Part of what it would have taken to begin in the same place as this film begins, to keep its frame and tell a different story, would have been grief. By grief, I mean the way we all undergo happenings beyond our control and find that we are beside ourselves, not at one with our selves. Grief is a mode of apprehending a state of dispossession that is fundamental to whom we are. We cannot confront great loss to ourselves, great violence or even the near escape from violence and say that we will go through our grief in a certain way and get a known result, that we will complete the task of grief and get a kind of resolution. In grief something takes hold of us. Where does it come from? What sense does it make? To what are we tied? By what are we called?
When grieving is something to be feared, our fears give rise to an impulse to resolve it quickly, to banish grief with an act that has the power to restore our world to its former order. Jimmy killed Dave in such an act, banishing his grief, returning himself to the illusion of control in his world. Dave killed the pedophile in a similar manner. And Brendan’s brother killed Katie.
But the film seems to ask: what would have happened if each of them had stayed with the sense of loss in themselves, the sense of their own powerlessness, their human vulnerability to others and all that is beyond them? Contrary to what Jimmy’s wife tells him in order to bring him comfort, the film seems to be wondering if it was any kind of love that propelled Jimmy to kill Dave, and if it was not more connected to Jimmy’s own difficulty with powerlessness in the face of his loss.
Within the frame of the film, we are presented repeatedly with a kind of self-sufficiency that is not disrupted by the larger processes in which the subjects participate. Dave, Jimmy, Brendan’s brother, even at times Sean—they all try to take control of the situation in a way, at times denying something of themselves. While Dave is portrayed as the most vulnerable, he also works to eradicate his vulnerability in the form of killing the pedophile. While Sean is often in the most control, he is also unable to speak to the wife who left him. In this subplot, Sean gives us a glimpse at another way. He answers the phone every time his wife calls. He listens to her silence. He grieves. He tries to communicate his sorrow to her. It is as if he shows us that by giving up control to our grief, we gain a different kind of control in our future. What has happened can live on in each of us, changing its form.

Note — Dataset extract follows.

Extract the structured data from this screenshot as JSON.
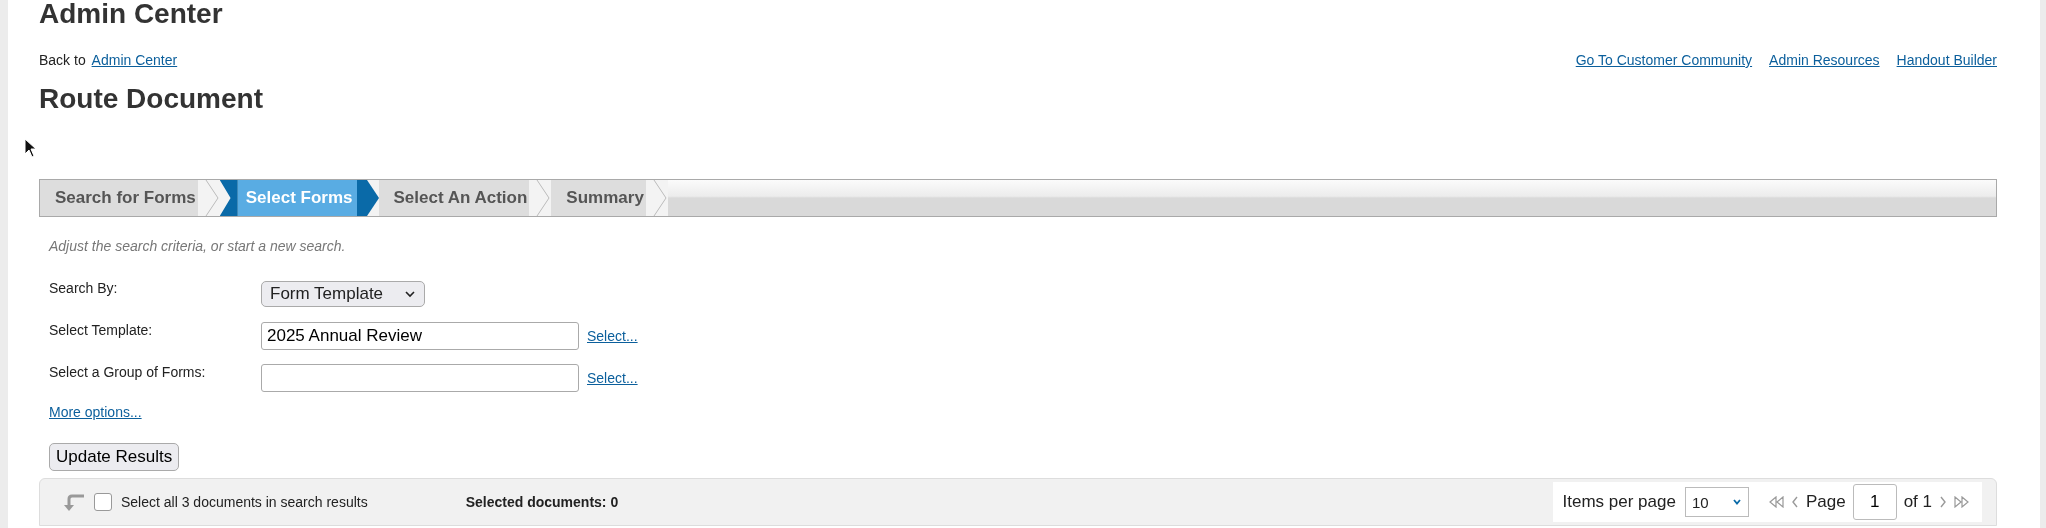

While the film gives us the tragedy within its frame, it also suggests that we have a responsibility to imagine otherwise. It seems to ask: who am I? Who are you? What is coming? And how do we face whatever comes without shoring ourselves into ourselves, without fore-closing vulnerability, without making ourselves secure at the expense of another?
I want to thank Judith Butler for her work on mourning and violence as it has added much to my thoughts on this film, and life itself.
Gretchen Heyer is a Jungian analyst in private practice in Houston, Texas. She has a PhD in creative writing from The University of Houston.